   After spending the weekend in Florence with a new friend from France, enjoying the beautiful weather, and attending a baby shower for a colleague, I ended up sick in bed for two days battling a gross fever – typical. The Pope was scheduled to visit Florence on November 10 and I had already purchased tickets to leave the city and go to Milan for two days to avoid all the crazy. So I got my disgusting butt out of bed at 5am and caught the bus to Milan. I have been to Italy 3 times, and each time someone asks me if I went to Milan… I figured I better go this time. So worth it, Milan is beautiful! I spent some time alone taking in the sights, the amazing Disney store and discount chocolate warehouse (was totally tempted to buy the 3kg bucket of Nutella and take it as my carry on). I met a nice guy from Argentina at my hostel and he accompanied me to the top of the duomo, the chapel, the park, and didn’t even complain or make strange when I went crazy over the possy of kittens in the park that we found, when I spent way too long in the Disney store again, when I asked him to take a picture of me doing handstands with a street dance crew, or when I whipped out a picture of grandma. Pretty cool. So Marco if you ever stumble upon this, thanks for agreeing to do whatever I asked of you and for playing along so well. I had to get up at 4:30 to catch the bus home on the 12th, which was gross. A large group of foreign men were making their way to work at this time and we all got on the same night bus together. After asking them for directions in my best Italian, they not only cleared a seat for me on the bus, but also helped me switch busses, check schedules, and get me to the bus station on time. I am always astounded by the helpfulness of strangers. I won’t soon forget our nonverbal goodbye we shared through the window of the bus as we silently gave each other a smile and a nod as we parted ways. The ride back to Florence was amazing. Tips to seeing Toscana by bus: get on a bus in Toscana, sit back, don’t bother taking any pictures because it’s impossible to capture it, and just enjoy. Apparently if you are an engineer interested in bridges, the Tuscan countryside is the place for you. So many amazing bridges and hillside sights, I was in awe. Driving past massive country houses with pools and tennis courts in the backyard thinking, like, who are you, and do you need any more friends? My mouth was actually open, gaping open. Not my most attractive moment I’m sure, but worthy of the reaction. There was also a guy in a team Canada jersey on my bus. I chatted with him for a bit, only to realize he wasn’t from Canada at all…. Portugal actually… So that happened..

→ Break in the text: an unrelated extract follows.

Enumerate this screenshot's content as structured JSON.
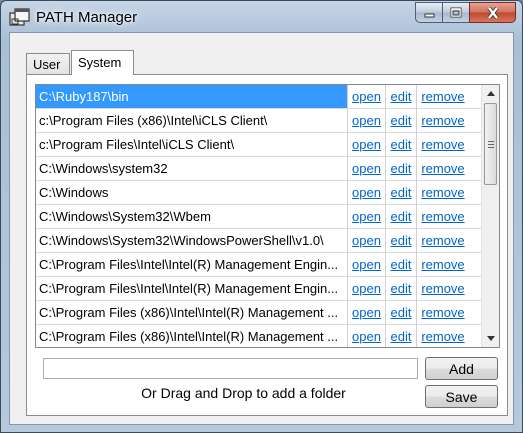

 In the past couple of weeks, I’ve been able to get some experience at the school here teaching English. My boss had some wonderful compliments for me and they have now offered me my own class… 2 weeks with 4 year olds… Oh boy oh boy this will be interesting. My class will consist of children from Scotland, Switzerland, Japan, and Colombia… Diversity at its finest… Looking forward to the challenge. I’m also doing some lessons for older kids. So I’ve been studying up on my English grammar, you know, adjectives, possessives, past continuous, objective verbs, articles… All the things we chose to forget after school. To all my English teacher friends, or friends that have English as another language, props to you. English is actually the stupidest language ever. If there’s a rule, there’s an exception to it…. And probably an exception to the exception, and an irregular on top of that. I met a guy here who speaks French, Spanish, Italian, and Arabic, but no English. When I asked him why he didn’t learn English, he simply said, it’s too damn hard. And now I get it. 

On that note, I will say arrivederci! 

  “Hey good lookin’, why the frown? You always look better when it’s upside down. You say you’ve got nowhere that you’re going to, can I go nowhere with you?”


Your Armstrong Abroad